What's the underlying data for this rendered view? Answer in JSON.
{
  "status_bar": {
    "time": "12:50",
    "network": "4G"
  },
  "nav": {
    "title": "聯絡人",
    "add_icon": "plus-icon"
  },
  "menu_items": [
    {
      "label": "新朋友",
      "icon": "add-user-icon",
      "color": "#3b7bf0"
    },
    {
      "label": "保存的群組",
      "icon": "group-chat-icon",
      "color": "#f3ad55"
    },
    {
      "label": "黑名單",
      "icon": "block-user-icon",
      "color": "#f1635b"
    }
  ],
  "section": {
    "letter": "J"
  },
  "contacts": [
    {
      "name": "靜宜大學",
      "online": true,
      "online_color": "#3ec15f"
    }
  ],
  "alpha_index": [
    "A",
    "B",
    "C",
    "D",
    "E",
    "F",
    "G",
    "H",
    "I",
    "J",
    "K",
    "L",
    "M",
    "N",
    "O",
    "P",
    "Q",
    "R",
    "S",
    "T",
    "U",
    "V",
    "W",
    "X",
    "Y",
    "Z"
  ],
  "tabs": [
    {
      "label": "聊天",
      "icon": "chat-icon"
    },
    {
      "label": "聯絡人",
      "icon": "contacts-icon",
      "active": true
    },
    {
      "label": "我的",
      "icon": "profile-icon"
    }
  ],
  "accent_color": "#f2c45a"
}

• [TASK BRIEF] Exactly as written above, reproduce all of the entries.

• [WRITTEN SOLUTION]
What's the underlying data for this rendered view? Answer in JSON.
{
  "status_bar": {
    "time": "12:50",
    "network": "4G"
  },
  "nav": {
    "title": "聯絡人",
    "add_icon": "plus-icon"
  },
  "menu_items": [
    {
      "label": "新朋友",
      "icon": "add-user-icon",
      "color": "#3b7bf0"
    },
    {
      "label": "保存的群組",
      "icon": "group-chat-icon",
      "color": "#f3ad55"
    },
    {
      "label": "黑名單",
      "icon": "block-user-icon",
      "color": "#f1635b"
    }
  ],
  "section": {
    "letter": "J"
  },
  "contacts": [
    {
      "name": "靜宜大學",
      "online": true,
      "online_color": "#3ec15f"
    }
  ],
  "alpha_index": [
    "A",
    "B",
    "C",
    "D",
    "E",
    "F",
    "G",
    "H",
    "I",
    "J",
    "K",
    "L",
    "M",
    "N",
    "O",
    "P",
    "Q",
    "R",
    "S",
    "T",
    "U",
    "V",
    "W",
    "X",
    "Y",
    "Z"
  ],
  "tabs": [
    {
      "label": "聊天",
      "icon": "chat-icon"
    },
    {
      "label": "聯絡人",
      "icon": "contacts-icon",
      "active": true
    },
    {
      "label": "我的",
      "icon": "profile-icon"
    }
  ],
  "accent_color": "#f2c45a"
}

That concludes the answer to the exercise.